WHAT TO DO
Your task is to gather the lines below that hold the string "this".

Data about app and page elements
————

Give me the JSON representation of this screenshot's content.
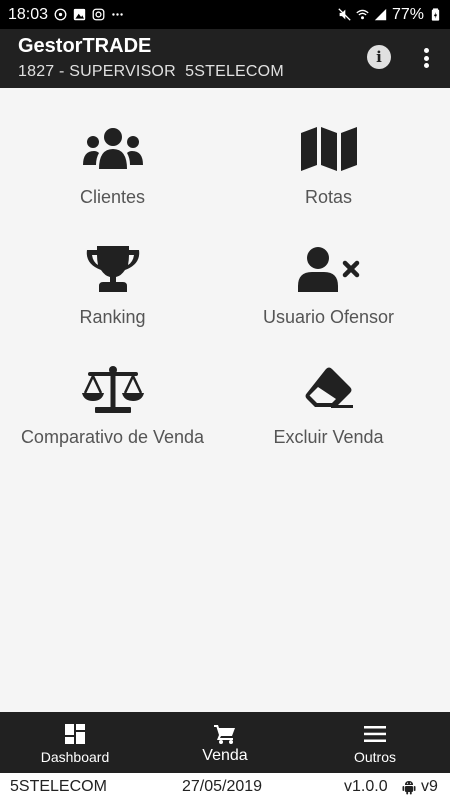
{
  "status_bar": {
    "time": "18:03",
    "battery_percent": "77%",
    "notification_icons": [
      "whatsapp-icon",
      "image-icon",
      "instagram-icon",
      "more-icon"
    ],
    "system_icons": [
      "mute-icon",
      "wifi-icon",
      "signal-icon",
      "battery-icon"
    ]
  },
  "app_bar": {
    "title": "GestorTRADE",
    "subtitle": "1827 - SUPERVISOR  5STELECOM",
    "actions": [
      "info-icon",
      "overflow-menu-icon"
    ]
  },
  "menu": {
    "items": [
      {
        "label": "Clientes",
        "icon": "users-icon"
      },
      {
        "label": "Rotas",
        "icon": "map-icon"
      },
      {
        "label": "Ranking",
        "icon": "trophy-icon"
      },
      {
        "label": "Usuario Ofensor",
        "icon": "user-remove-icon"
      },
      {
        "label": "Comparativo de Venda",
        "icon": "balance-scale-icon"
      },
      {
        "label": "Excluir Venda",
        "icon": "eraser-icon"
      }
    ]
  },
  "bottom_nav": {
    "items": [
      {
        "label": "Dashboard",
        "icon": "dashboard-icon"
      },
      {
        "label": "Venda",
        "icon": "cart-icon",
        "active": true
      },
      {
        "label": "Outros",
        "icon": "hamburger-menu-icon"
      }
    ]
  },
  "footer": {
    "company": "5STELECOM",
    "date": "27/05/2019",
    "version": "v1.0.0",
    "android_version": "v9"
  },
  "colors": {
    "app_bar": "#212121",
    "background": "#f5f5f5",
    "icon": "#212121",
    "label": "#555555"
  }
}
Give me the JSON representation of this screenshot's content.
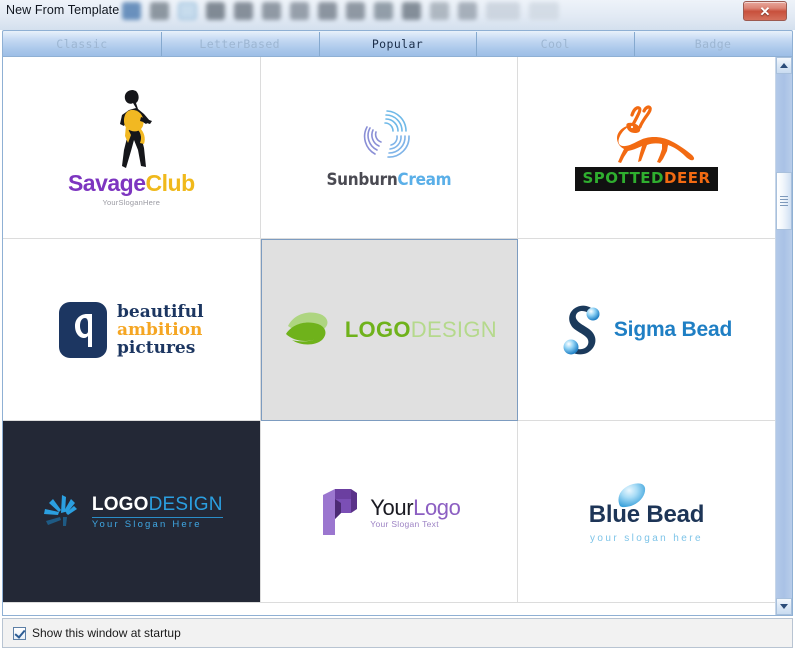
{
  "window": {
    "title": "New From Template",
    "close_label": "✕"
  },
  "tabs": [
    {
      "label": "Classic",
      "selected": false
    },
    {
      "label": "LetterBased",
      "selected": false
    },
    {
      "label": "Popular",
      "selected": true
    },
    {
      "label": "Cool",
      "selected": false
    },
    {
      "label": "Badge",
      "selected": false
    }
  ],
  "templates": [
    {
      "id": "savage-club",
      "name_part1": "Savage",
      "name_part2": "Club",
      "slogan": "YourSloganHere",
      "colors": {
        "part1": "#7d35c0",
        "part2": "#f0b91c",
        "slogan": "#9a9aa2"
      },
      "background": "#ffffff",
      "selected": false
    },
    {
      "id": "sunburn-cream",
      "name_part1": "Sunburn",
      "name_part2": "Cream",
      "slogan": "",
      "colors": {
        "part1": "#4a4a52",
        "part2": "#5aafe8"
      },
      "background": "#ffffff",
      "selected": false
    },
    {
      "id": "spotted-deer",
      "name_part1": "SPOTTED",
      "name_part2": "DEER",
      "slogan": "",
      "colors": {
        "part1": "#2fae2f",
        "part2": "#f26a12",
        "bar": "#111111"
      },
      "background": "#ffffff",
      "selected": false
    },
    {
      "id": "beautiful-ambition-pictures",
      "line1": "beautiful",
      "line2": "ambition",
      "line3": "pictures",
      "colors": {
        "line1": "#1c3661",
        "line2": "#f5a623",
        "line3": "#1c3661",
        "badge": "#1c3661"
      },
      "background": "#ffffff",
      "selected": false
    },
    {
      "id": "logo-design-leaf",
      "name_part1": "LOGO",
      "name_part2": "DESIGN",
      "slogan": "",
      "colors": {
        "part1": "#6fb21b",
        "part2": "#b5d98c",
        "leaf_dark": "#6fb21b",
        "leaf_light": "#aed581"
      },
      "background": "#e0e0e0",
      "selected": true
    },
    {
      "id": "sigma-bead",
      "name": "Sigma Bead",
      "colors": {
        "text": "#1f7fc4",
        "mark": "#1b3a5c"
      },
      "background": "#ffffff",
      "selected": false
    },
    {
      "id": "logo-design-dark",
      "name_part1": "LOGO",
      "name_part2": "DESIGN",
      "slogan": "Your Slogan Here",
      "colors": {
        "part1": "#ffffff",
        "part2": "#2b9fe0",
        "slogan": "#3fa7e3",
        "mark": "#2b9fe0"
      },
      "background": "#232836",
      "selected": false
    },
    {
      "id": "your-logo",
      "name_part1": "Your",
      "name_part2": "Logo",
      "slogan": "Your Slogan Text",
      "colors": {
        "part1": "#1a1a22",
        "part2": "#8c5fc2",
        "slogan": "#9d83c4",
        "mark": "#7b4fb5"
      },
      "background": "#ffffff",
      "selected": false
    },
    {
      "id": "blue-bead",
      "name": "Blue Bead",
      "slogan": "your slogan here",
      "colors": {
        "text": "#1d3557",
        "slogan": "#7ec4e8",
        "drop": "#59b6e8"
      },
      "background": "#ffffff",
      "selected": false
    }
  ],
  "scrollbar": {
    "up_arrow": "▲",
    "down_arrow": "▼"
  },
  "footer": {
    "checkbox_label": "Show this window at startup",
    "checked": true
  }
}
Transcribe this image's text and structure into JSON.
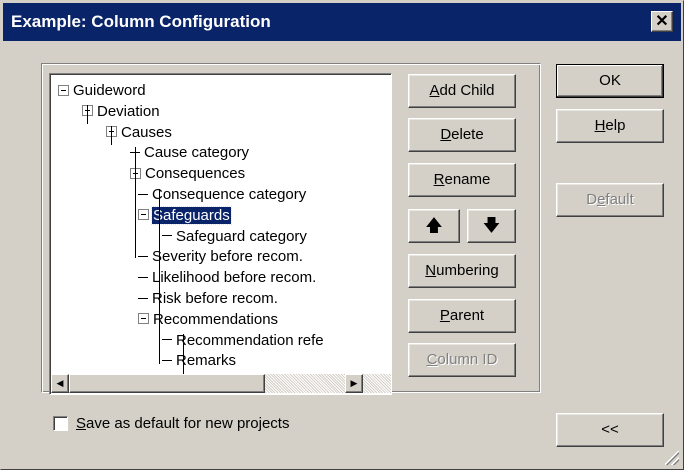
{
  "window": {
    "title": "Example: Column Configuration",
    "close_glyph": "✕"
  },
  "tree": {
    "nodes": [
      {
        "label": "Guideword",
        "expander": true,
        "level": 0
      },
      {
        "label": "Deviation",
        "expander": true,
        "level": 1
      },
      {
        "label": "Causes",
        "expander": true,
        "level": 2
      },
      {
        "label": "Cause category",
        "expander": false,
        "level": 3
      },
      {
        "label": "Consequences",
        "expander": true,
        "level": 3
      },
      {
        "label": "Consequence category",
        "expander": false,
        "level": 4
      },
      {
        "label": "Safeguards",
        "expander": true,
        "level": 4,
        "selected": true
      },
      {
        "label": "Safeguard category",
        "expander": false,
        "level": 5
      },
      {
        "label": "Severity before recom.",
        "expander": false,
        "level": 4
      },
      {
        "label": "Likelihood before recom.",
        "expander": false,
        "level": 4
      },
      {
        "label": "Risk before recom.",
        "expander": false,
        "level": 4
      },
      {
        "label": "Recommendations",
        "expander": true,
        "level": 4
      },
      {
        "label": "Recommendation refe",
        "expander": false,
        "level": 5
      },
      {
        "label": "Remarks",
        "expander": false,
        "level": 5
      }
    ]
  },
  "buttons": {
    "add_child": {
      "pre": "",
      "key": "A",
      "post": "dd Child"
    },
    "delete": {
      "pre": "",
      "key": "D",
      "post": "elete"
    },
    "rename": {
      "pre": "",
      "key": "R",
      "post": "ename"
    },
    "move_up": "🡅",
    "move_down": "🡇",
    "numbering": {
      "pre": "",
      "key": "N",
      "post": "umbering"
    },
    "parent": {
      "pre": "",
      "key": "P",
      "post": "arent"
    },
    "column_id": {
      "pre": "",
      "key": "C",
      "post": "olumn ID"
    },
    "ok": "OK",
    "help": {
      "pre": "",
      "key": "H",
      "post": "elp"
    },
    "default": {
      "pre": "D",
      "key": "e",
      "post": "fault"
    },
    "collapse": "<<"
  },
  "checkbox": {
    "pre": "",
    "key": "S",
    "post": "ave as default for new projects",
    "checked": false
  }
}
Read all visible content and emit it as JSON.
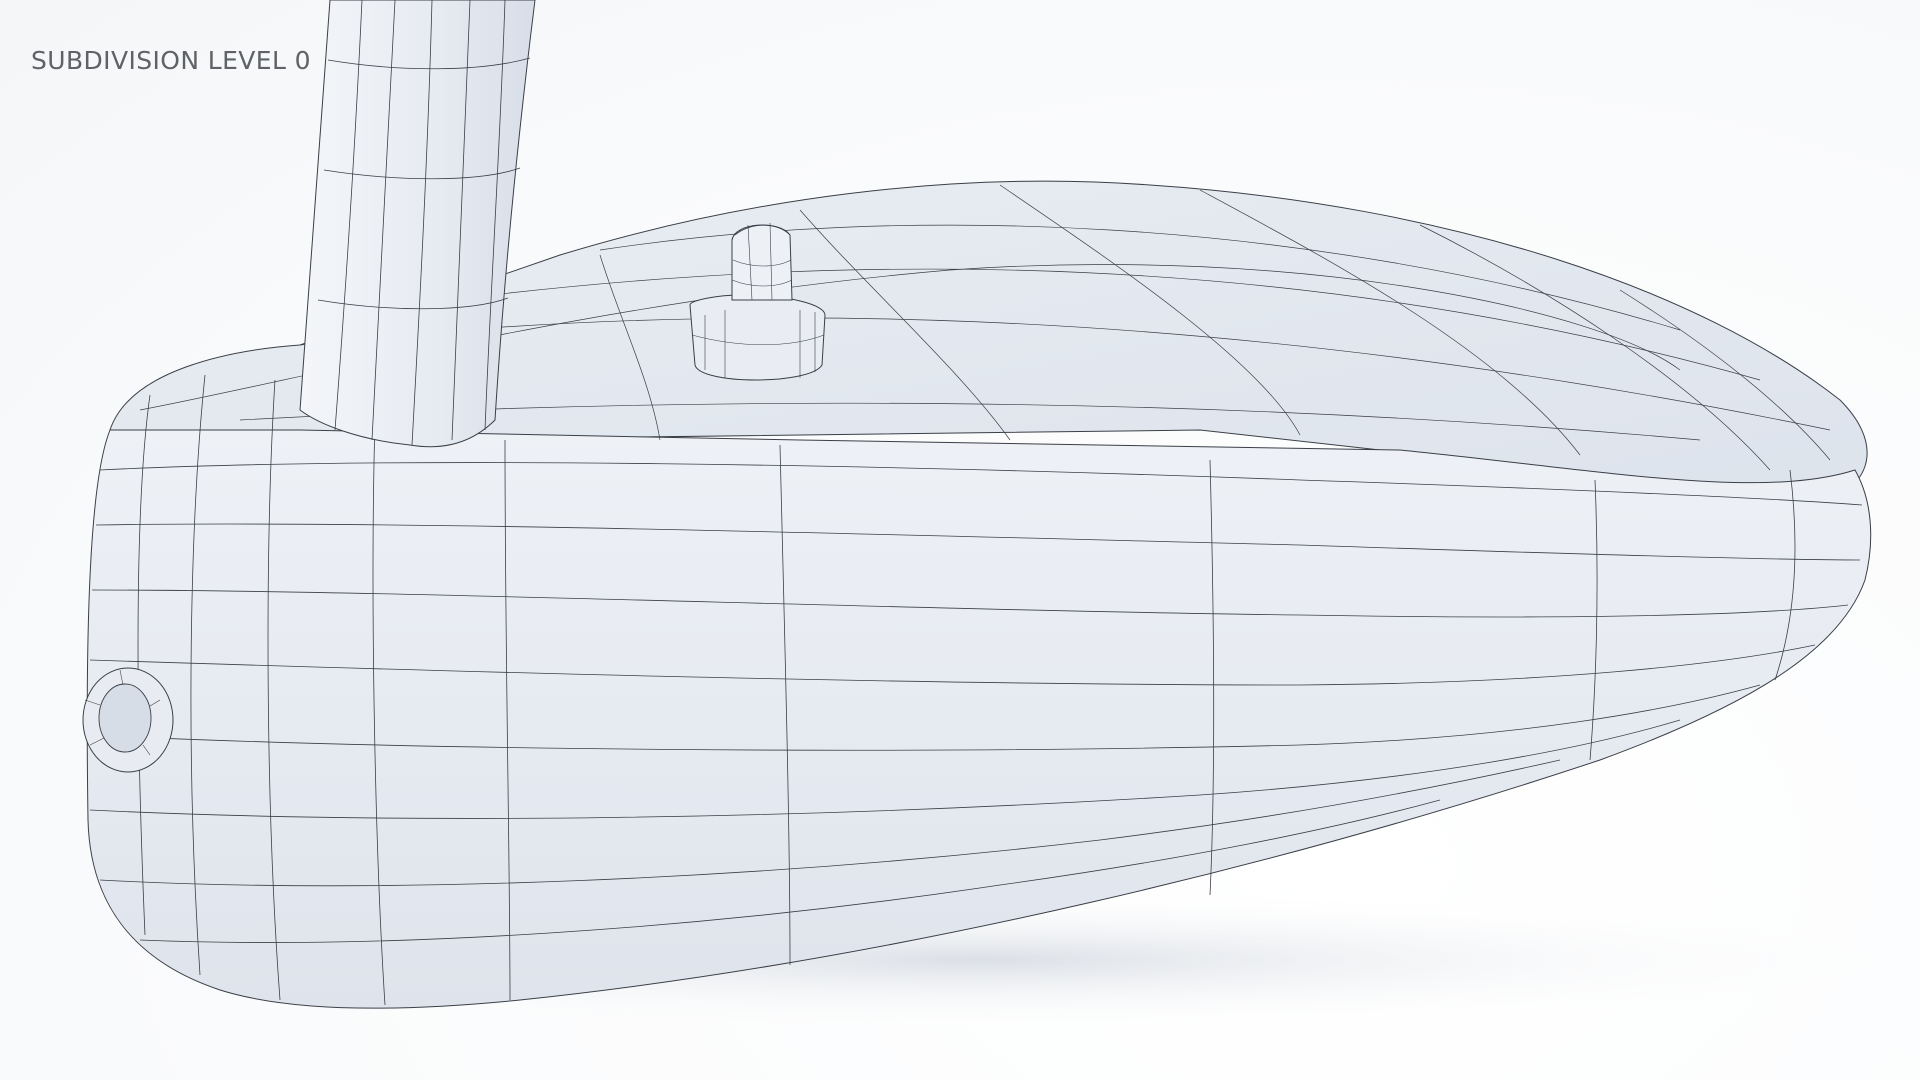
{
  "viewport": {
    "caption": "SUBDIVISION LEVEL 0"
  },
  "model": {
    "surface_color": "#e4e9f1",
    "shadow_color": "#c9d0dc",
    "wire_color": "#3a3f47",
    "background_color": "#ffffff"
  }
}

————

SOLUTION
Give me the JSON representation of this screenshot's content.
Give me the JSON representation of this screenshot's content.
    "checkbox_label": "Show this window at startup",
Transcribe this image's text and structure into JSON.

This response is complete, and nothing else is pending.